Attention is drawn to this section, which should be taken into account when making decisions on choice of species. Serious disadvantages have been flagged for 192 species, including cases where species are aggressive colonizers, have potential to be weedy, are hosts to pests of major crop plants, or suffer from a major pest when in plantation.
Many of the English terms and definitions are from the Dictionary of Forestry, published by CABI Publishing and the Society of American Foresters (SAF) in 1998 (editor J. A. Helms). The 1998 SAF Dictionary is a revision of the Terminology of Forest Science, Technology, Practice and Products, published by the Society of American Foresters in 1971 (editor F. C. Ford-Robertson). Additional English terms and definitions (particularly those relating to wood properties and products, which are not covered by the 1998 SAF Dictionary) are from the 1971 Ford-Robertson terminology.
With the kind permission of the Conseil internationale de la langue française, the French terms and definitions, and the equivalent Spanish and German terms, are from an updated database which is based on the French version of the Ford-Robertson terminology, first published in 1975 (editor A. Métro).
Many other terminologies and publications were consulted during the course of selection and compilation of the glossary, including the Terminologia forestal multilingual forest terminology with Hispano-American terms, published by the Madrid Forest Research Institute in 1968, the 'Dictionnaire trilingue des bois ronds et des bois sciés', published by the Centre Technique du Bois et de l'Ameublement (CTBA) in 1995, and the Glossário em dasonomia of 1974, publication IS No 4 of the Instituto Florestal, Sao Paulo, Brazil.
For species with detailed datasheets, references given are those supplied by datasheet authors; these citations include abstracts present on TREECD, published by CAB International with cooperation from the Oxford Forestry Institute Library (now part of Department of Plant Sciences, University of Oxford, UK). These references have been supplemented by an additional search profile run on TREECD by editorial staff at CAB International. Cited references and abstracts can be viewed directly from within a datasheet.
Some pictures originally supplied for the Crop Protection Compendium have been included in the Forestry Compendium. Permissions have been sought; if you wish to discuss further, please contact the Project Coordinator, Forestry Compendium, CAB International, Wallingford, Oxon OX10 8DE, UK; Email: firstname.lastname@example.org .
The Compendium is produced by CAB International, on behalf of the Development Consortium.
Director, Content Development:
Editorial Project Manager:
Compendia Picture Editor:
Technical Project Manager:
Charles Schotman (Consultant)
Conseil International de la Langue Française (CILF), France
Centro Agronómico Tropical de Investigación y Enseñanza (CATIE), Costa Rica
Centre de Coopération Internationale en Recherche Agronomique pour le Développement - Forêt (CIRAD-Forêt), France
Commonwealth Scientific and Industrial Research Organisation - Forestry and Forest Products (CSIRO - FFP), Australia
Food and Agriculture Organization of the United Nations (FAO), Italy
International Network for Bamboo and Rattan (INBAR), China
World Agroforestry Centre (WAC), Kenya

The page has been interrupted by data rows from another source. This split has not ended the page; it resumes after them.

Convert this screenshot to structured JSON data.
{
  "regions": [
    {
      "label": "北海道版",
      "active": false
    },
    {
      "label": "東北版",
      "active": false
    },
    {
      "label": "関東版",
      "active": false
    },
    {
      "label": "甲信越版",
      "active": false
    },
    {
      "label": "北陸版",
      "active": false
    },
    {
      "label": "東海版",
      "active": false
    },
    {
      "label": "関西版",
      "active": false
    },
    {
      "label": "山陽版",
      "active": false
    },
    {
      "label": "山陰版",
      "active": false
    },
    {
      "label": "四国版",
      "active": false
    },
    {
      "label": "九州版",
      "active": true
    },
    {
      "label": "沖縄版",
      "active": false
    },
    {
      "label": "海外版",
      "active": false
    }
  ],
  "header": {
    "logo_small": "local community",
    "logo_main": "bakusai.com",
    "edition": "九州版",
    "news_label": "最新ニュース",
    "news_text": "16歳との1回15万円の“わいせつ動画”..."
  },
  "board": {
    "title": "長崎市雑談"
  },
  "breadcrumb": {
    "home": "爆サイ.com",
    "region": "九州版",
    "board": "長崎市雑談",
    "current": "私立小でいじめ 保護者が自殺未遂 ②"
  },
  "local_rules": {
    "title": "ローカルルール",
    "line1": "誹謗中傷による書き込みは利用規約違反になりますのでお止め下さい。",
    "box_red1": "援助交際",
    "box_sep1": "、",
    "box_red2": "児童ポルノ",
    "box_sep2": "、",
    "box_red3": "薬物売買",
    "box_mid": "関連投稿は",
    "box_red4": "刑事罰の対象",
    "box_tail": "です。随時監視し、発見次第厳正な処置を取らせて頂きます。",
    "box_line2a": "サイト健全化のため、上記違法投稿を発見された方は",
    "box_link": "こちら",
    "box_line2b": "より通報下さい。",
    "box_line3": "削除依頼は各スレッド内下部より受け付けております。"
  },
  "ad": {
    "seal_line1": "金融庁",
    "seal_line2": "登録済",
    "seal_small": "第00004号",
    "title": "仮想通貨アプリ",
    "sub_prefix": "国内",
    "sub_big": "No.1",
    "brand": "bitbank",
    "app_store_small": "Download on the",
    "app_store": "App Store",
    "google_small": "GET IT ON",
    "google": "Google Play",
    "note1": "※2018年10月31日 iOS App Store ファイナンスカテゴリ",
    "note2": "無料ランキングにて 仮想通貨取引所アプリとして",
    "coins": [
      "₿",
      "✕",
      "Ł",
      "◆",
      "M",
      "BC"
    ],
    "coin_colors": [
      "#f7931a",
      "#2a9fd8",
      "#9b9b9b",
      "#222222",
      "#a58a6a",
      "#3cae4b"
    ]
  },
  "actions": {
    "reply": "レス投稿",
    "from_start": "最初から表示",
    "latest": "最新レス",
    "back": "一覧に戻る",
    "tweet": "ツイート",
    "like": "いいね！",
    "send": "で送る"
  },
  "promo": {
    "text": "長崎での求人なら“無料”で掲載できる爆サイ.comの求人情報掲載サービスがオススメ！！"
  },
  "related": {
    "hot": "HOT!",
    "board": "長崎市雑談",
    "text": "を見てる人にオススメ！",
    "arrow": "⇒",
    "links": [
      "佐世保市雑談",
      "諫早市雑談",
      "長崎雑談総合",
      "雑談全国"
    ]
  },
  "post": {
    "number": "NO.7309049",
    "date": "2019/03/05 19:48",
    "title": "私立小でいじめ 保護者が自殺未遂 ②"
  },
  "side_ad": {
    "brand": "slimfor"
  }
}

Oxford Forestry Institute (OFI), UK
Royal Botanic Gardens, Kew: Survey of Economic Plants for Arid and Semi-Arid Lands (SEPASAL), UK
Society of American Foresters (SAF), USA
Systematic Botany and Mycology Laboratory, Curators of Germplasm Resources Information Network (GRIN) Taxonomy, United States Department of Agriculture - Agricultural Research Service (USDA-ARS)
United States Department of Agriculture (USDA), Agricultural Research Service & Forest Service, USA
World Bank, USA
Eidgenossische Forschungsanstalt für Wald, Schnee und Landschaft (WSL), Switzerland
Contributors may cite their data sheets as follows:
CAB International, 2010. Acacia auriculiformis [original text by AN Author]. In: Forestry Compendium. Wallingford , UK : CAB International.
A full list of the individuals is available here.